I had stubbornly decided to never hang another picture on the wall. I was terrified of ever planting my feet, of ever letting my heart get rooted again.
For those few years, the walls stayed bare. I slept on a borrowed bed. I tried to avoid anything that looked steady, shut my heart off to anything that looked stable or strong.
I remember when a set of brown eyes showed up in my driveway that summer morning, I walked outside barefoot and waited for the words that I knew were coming. I never cried. My heart didn’t break. I wondered why it didn’t hurt more when I threw away the sentimental things. I mourned nothing more than the realization I’d said a lot of things I didn’t really mean.
Honestly, I think he knew that everything in my life was temporary. When he walked away with his head hanging, he knew that I was on the run. That I was just looking for a nice guy to drive my getaway car.
“I never know where you are.”
That’s become a sentence that hundreds of people across hundreds of miles have said to me. Mostly in a joking, but also in a curious way because the geographical location of my residence has changed so much in my twenties.
But if he could have, I think that brown-eyed guy would have used that to sum up everything and then called it a day. Because what would become geographically true was already internally true. He never knew. I never knew. No one ever knew.
As a writer, I’ve spent most of my life speaking in metaphors.
I started doing it as a teenager, in person, and in letters, and I never quite figured out how to stop. I mastered the art of never really saying what I wanted because I could spin it and hide behind an eloquent turn of phrase. And I didn’t even realize how desperately trapped in it I felt until a few weeks ago.
I stood on the sidewalk as I watched a stranger hook his tow truck to my little silver car and pull it out of the mess I’d gotten myself into. I don’t think I will ever be able to fully explain the feeling that overwhelmed me as I watched it come out of the place where I’d gotten it stuck.
I stifled the cry I could feel welling up in the deepest part of me. It wasn’t about the car (because again, everything is a metaphor). It was about being in my sister’s college town, the girl I’ve become over the last ten years, the past few weeks, being stuck and finally getting free.
I drove to a nearby diner and held back ten years of tears as I remembered the last time I’d been there. I remembered being sixteen years old, lying in my sister’s dorm room, pitch black, skirting around the things in my heart. We spoke in metaphor, ironically using cars. She humored me because she knew I was terrified to say what I actually wanted to say.

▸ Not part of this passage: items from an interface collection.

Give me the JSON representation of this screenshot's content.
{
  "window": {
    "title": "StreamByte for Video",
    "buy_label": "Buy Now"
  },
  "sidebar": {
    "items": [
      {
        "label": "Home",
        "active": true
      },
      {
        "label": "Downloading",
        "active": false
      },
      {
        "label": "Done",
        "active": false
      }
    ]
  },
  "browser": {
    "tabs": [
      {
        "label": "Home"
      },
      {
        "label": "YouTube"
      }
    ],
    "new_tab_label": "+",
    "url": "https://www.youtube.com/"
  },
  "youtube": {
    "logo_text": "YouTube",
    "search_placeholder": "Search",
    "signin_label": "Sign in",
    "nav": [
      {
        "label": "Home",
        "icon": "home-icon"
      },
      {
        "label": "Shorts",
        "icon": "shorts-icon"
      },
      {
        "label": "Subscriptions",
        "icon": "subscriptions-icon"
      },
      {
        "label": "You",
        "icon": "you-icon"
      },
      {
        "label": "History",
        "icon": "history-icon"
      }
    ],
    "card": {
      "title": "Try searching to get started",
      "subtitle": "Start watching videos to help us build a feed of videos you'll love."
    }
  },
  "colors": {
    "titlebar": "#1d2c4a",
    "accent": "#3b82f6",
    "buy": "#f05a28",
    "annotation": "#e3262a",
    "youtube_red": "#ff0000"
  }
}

I realized I’d been using getaway cars in one-way or another my entire life. And when that brown-eyed guy walked away, it didn’t hurt because I’d built the whole thing out of pretty metaphors and things that sounded really nice. But there was nothing on the walls. I’d never said or done anything of substance because deep down, I knew I was never going to stay.
A few weeks ago I bought a picture to hang on the wall. I did it without hesitation.
I turned around to realize there were some other good and steady things that I once ran away from. I ran straight toward them.
I stopped solely speaking in metaphors. I no longer wonder if I’m saying things I really mean.
God knows where we are.
That’s the thing I’m figuring out. Across all the miles and after all the running. He’s always been in the getaway car, trying to let me know that I haven’t gotten all that far.
Someday I hope you get tired of waking up to blank walls. I hope that fear and pain are no longer drawing your maps. I hope you find good and steady things that make you fight the urge to run away.
That you laugh when you find out God put the GPS on His idea of home and you’ve just been going in circles all along. That He doesn’t let us get too far. That He doesn’t get mad, but He sometimes lets us run out of gas (or get towed).
That the brown-eyed guy did you a favor when he handed you back the keys.
That someday someone asks you a question that terrifies every bone in your body. But that, for a minute, you lay the metaphors down and say the least eloquent things you can possibly say.
I hope someday you rip up your best plans for escape.
2 thoughts on “I Finally Stopped Running. Then My Car Got Towed.”
I’m glad you are free, and I believe that over time, you’ll even become more free.
Yes!!! Thank you. Amen!